Component data from apps and pages
%%
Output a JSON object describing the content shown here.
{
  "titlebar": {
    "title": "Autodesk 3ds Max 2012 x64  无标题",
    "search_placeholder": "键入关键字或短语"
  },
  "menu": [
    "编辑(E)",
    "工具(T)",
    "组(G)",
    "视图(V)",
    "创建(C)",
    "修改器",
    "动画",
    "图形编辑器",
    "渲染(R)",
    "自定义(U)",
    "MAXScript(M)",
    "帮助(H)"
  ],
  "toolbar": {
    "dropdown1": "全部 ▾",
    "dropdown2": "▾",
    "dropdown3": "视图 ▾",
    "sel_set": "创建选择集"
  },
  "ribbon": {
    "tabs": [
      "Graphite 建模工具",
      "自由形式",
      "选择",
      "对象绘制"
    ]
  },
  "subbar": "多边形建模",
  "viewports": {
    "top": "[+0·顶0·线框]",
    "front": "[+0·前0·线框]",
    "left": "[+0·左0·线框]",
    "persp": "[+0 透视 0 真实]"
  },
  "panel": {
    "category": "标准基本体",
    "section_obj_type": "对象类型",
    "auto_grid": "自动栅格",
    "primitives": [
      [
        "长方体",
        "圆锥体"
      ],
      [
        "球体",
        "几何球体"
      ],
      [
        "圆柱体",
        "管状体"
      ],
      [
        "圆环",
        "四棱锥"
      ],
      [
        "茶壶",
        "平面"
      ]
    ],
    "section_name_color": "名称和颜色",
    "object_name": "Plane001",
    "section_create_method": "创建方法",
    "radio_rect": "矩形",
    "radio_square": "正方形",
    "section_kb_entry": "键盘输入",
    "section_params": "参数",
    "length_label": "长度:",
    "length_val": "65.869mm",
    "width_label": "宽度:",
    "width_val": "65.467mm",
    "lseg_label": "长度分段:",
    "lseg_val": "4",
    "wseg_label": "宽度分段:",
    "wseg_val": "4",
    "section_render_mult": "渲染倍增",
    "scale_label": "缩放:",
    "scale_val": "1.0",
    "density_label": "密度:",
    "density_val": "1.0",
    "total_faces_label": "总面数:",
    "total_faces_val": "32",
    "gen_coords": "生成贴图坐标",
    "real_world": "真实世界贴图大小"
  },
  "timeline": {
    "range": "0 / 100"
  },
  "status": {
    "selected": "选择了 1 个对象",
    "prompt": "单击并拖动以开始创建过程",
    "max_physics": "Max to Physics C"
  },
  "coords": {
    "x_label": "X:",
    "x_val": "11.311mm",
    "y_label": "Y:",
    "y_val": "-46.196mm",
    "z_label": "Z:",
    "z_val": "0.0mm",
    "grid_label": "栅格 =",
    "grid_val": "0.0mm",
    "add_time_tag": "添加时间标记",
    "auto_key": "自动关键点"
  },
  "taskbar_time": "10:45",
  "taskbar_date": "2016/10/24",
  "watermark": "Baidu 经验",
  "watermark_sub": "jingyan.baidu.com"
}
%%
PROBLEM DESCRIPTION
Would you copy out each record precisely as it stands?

ANSWER FOR THIS EXERCISE
Output a JSON object describing the content shown here.
{
  "titlebar": {
    "title": "Autodesk 3ds Max 2012 x64  无标题",
    "search_placeholder": "键入关键字或短语"
  },
  "menu": [
    "编辑(E)",
    "工具(T)",
    "组(G)",
    "视图(V)",
    "创建(C)",
    "修改器",
    "动画",
    "图形编辑器",
    "渲染(R)",
    "自定义(U)",
    "MAXScript(M)",
    "帮助(H)"
  ],
  "toolbar": {
    "dropdown1": "全部 ▾",
    "dropdown2": "▾",
    "dropdown3": "视图 ▾",
    "sel_set": "创建选择集"
  },
  "ribbon": {
    "tabs": [
      "Graphite 建模工具",
      "自由形式",
      "选择",
      "对象绘制"
    ]
  },
  "subbar": "多边形建模",
  "viewports": {
    "top": "[+0·顶0·线框]",
    "front": "[+0·前0·线框]",
    "left": "[+0·左0·线框]",
    "persp": "[+0 透视 0 真实]"
  },
  "panel": {
    "category": "标准基本体",
    "section_obj_type": "对象类型",
    "auto_grid": "自动栅格",
    "primitives": [
      [
        "长方体",
        "圆锥体"
      ],
      [
        "球体",
        "几何球体"
      ],
      [
        "圆柱体",
        "管状体"
      ],
      [
        "圆环",
        "四棱锥"
      ],
      [
        "茶壶",
        "平面"
      ]
    ],
    "section_name_color": "名称和颜色",
    "object_name": "Plane001",
    "section_create_method": "创建方法",
    "radio_rect": "矩形",
    "radio_square": "正方形",
    "section_kb_entry": "键盘输入",
    "section_params": "参数",
    "length_label": "长度:",
    "length_val": "65.869mm",
    "width_label": "宽度:",
    "width_val": "65.467mm",
    "lseg_label": "长度分段:",
    "lseg_val": "4",
    "wseg_label": "宽度分段:",
    "wseg_val": "4",
    "section_render_mult": "渲染倍增",
    "scale_label": "缩放:",
    "scale_val": "1.0",
    "density_label": "密度:",
    "density_val": "1.0",
    "total_faces_label": "总面数:",
    "total_faces_val": "32",
    "gen_coords": "生成贴图坐标",
    "real_world": "真实世界贴图大小"
  },
  "timeline": {
    "range": "0 / 100"
  },
  "status": {
    "selected": "选择了 1 个对象",
    "prompt": "单击并拖动以开始创建过程",
    "max_physics": "Max to Physics C"
  },
  "coords": {
    "x_label": "X:",
    "x_val": "11.311mm",
    "y_label": "Y:",
    "y_val": "-46.196mm",
    "z_label": "Z:",
    "z_val": "0.0mm",
    "grid_label": "栅格 =",
    "grid_val": "0.0mm",
    "add_time_tag": "添加时间标记",
    "auto_key": "自动关键点"
  },
  "taskbar_time": "10:45",
  "taskbar_date": "2016/10/24",
  "watermark": "Baidu 经验",
  "watermark_sub": "jingyan.baidu.com"
}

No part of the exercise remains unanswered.